As for the velocity, Halladay blames age:
“Yeah, I’m 34 and 2,500 innings. It does take a while to get going. I don’t pay attention to that. The older you get, the more you throw, the longer it takes you to get yourself going … It’s not unusual. When you get older, it takes you longer. The more innings you throw the more it takes to get yourself going again.”
I have a very strong feeling that this will be forgotten about — and laughed about if it is remembered — come the end of the month. But given the injuries to Howard and Utley, the rotation, once again, has to be stellar. So it’s not totally unreasonable to get mildly freaked about Halladay at the moment. As long as it stays mild.
Mets manager Terry Collins said on Wednesday, “It’s unlikely that [Steven Matz] will start the season with us.” The final spot in the Mets’ starting rotation will go to either Zack Wheeler or Seth Lugo, Newsday’s Marc Carig reports.
On Wheeler’s innings limit, assistant GM John Ricco said, “There’s going to be some number but we don’t exactly know what that is.” Wheeler missed the last two seasons after undergoing Tommy John surgery.
Neither Wheeler nor Lugo have had terrific springs as each carries a 5.11 and 5.56 Grapefruit League ERA, respectively. However, Carig notes that Wheeler has impressed simply by appearing healthy and brandishing a fastball that once again sits in the mid- to high-90’s. Lugo, meanwhile, proved crucial to the Mets last year, posting a 2.67 ERA across eight starts and nine relief appearances.
Nick Groke of the Denver Post reports that the Rockies agreed to a $200 million, 30-year lease with the Metropolitan Baseball Stadium District, which is the state division that owns Coors Field. As part of the deal, the Rockies will lease and develop a plot of land south of the stadium, which will cost the team $125 million for 99 years.
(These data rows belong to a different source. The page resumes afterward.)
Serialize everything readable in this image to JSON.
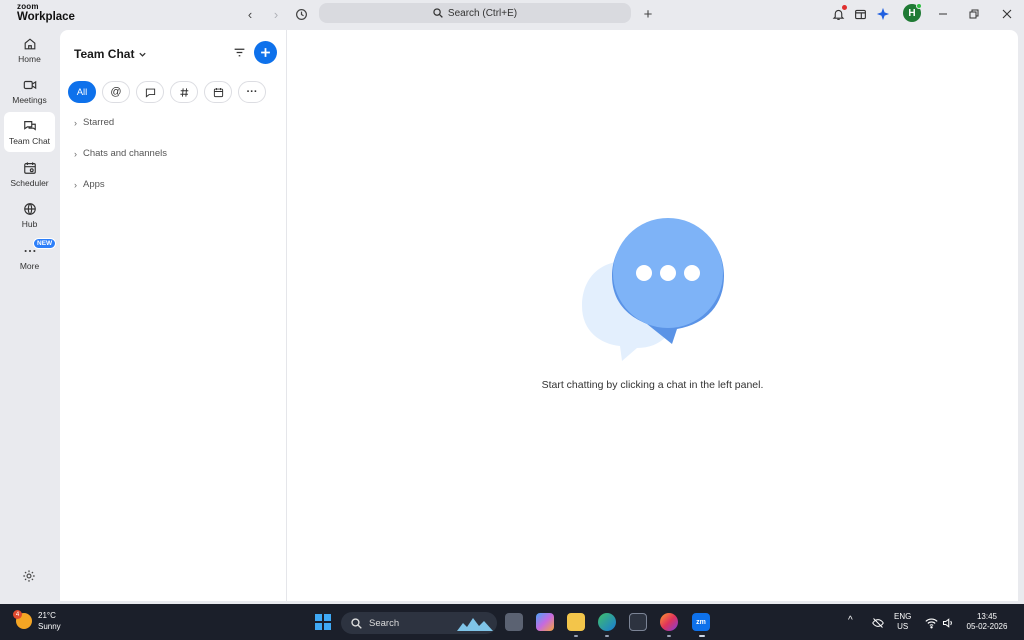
{
  "titlebar": {
    "brand_top": "zoom",
    "brand_bottom": "Workplace",
    "search_label": "Search (Ctrl+E)",
    "avatar_initial": "H"
  },
  "rail": {
    "items": [
      {
        "label": "Home",
        "icon": "home-icon"
      },
      {
        "label": "Meetings",
        "icon": "video-icon"
      },
      {
        "label": "Team Chat",
        "icon": "chat-icon",
        "active": true
      },
      {
        "label": "Scheduler",
        "icon": "calendar-icon"
      },
      {
        "label": "Hub",
        "icon": "globe-icon"
      },
      {
        "label": "More",
        "icon": "more-icon"
      }
    ],
    "new_badge": "NEW"
  },
  "left_panel": {
    "title": "Team Chat",
    "filters": [
      {
        "label": "All",
        "active": true
      },
      {
        "label": "@",
        "icon": "mention-icon"
      },
      {
        "label": "",
        "icon": "message-icon"
      },
      {
        "label": "",
        "icon": "hashtag-icon"
      },
      {
        "label": "",
        "icon": "calendar-icon"
      },
      {
        "label": "···",
        "icon": "more-icon"
      }
    ],
    "sections": [
      "Starred",
      "Chats and channels",
      "Apps"
    ]
  },
  "main": {
    "empty_message": "Start chatting by clicking a chat in the left panel."
  },
  "taskbar": {
    "weather_temp": "21°C",
    "weather_desc": "Sunny",
    "weather_badge": "4",
    "search_label": "Search",
    "lang_top": "ENG",
    "lang_bottom": "US",
    "time": "13:45",
    "date": "05-02-2026",
    "zoom_app_label": "zm"
  },
  "colors": {
    "accent": "#0e71eb",
    "bubble_front": "#7eb3f7",
    "bubble_back": "#e3effd",
    "taskbar": "#1b1f2a"
  }
}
As Groke points out, had the Rockies not reached a deal by Thursday, March 30, the lease would have rolled over for five more years.
Rockies owner Dick Monfort issued a statement, saying, “We are proud that Coors Field will continue to be a vital part of a vibrant city, drawing fans from near and far and making our Colorado residents proud.”
The Rockies moved into Coors Field in 1995. It is the National League’s third oldest stadium. In that span of time, the Rockies have made the playoffs three times, the last coming in 2009 when they lost in the NLDS to the Phillies. The Rockies were swept in the 2007 World Series by the Red Sox.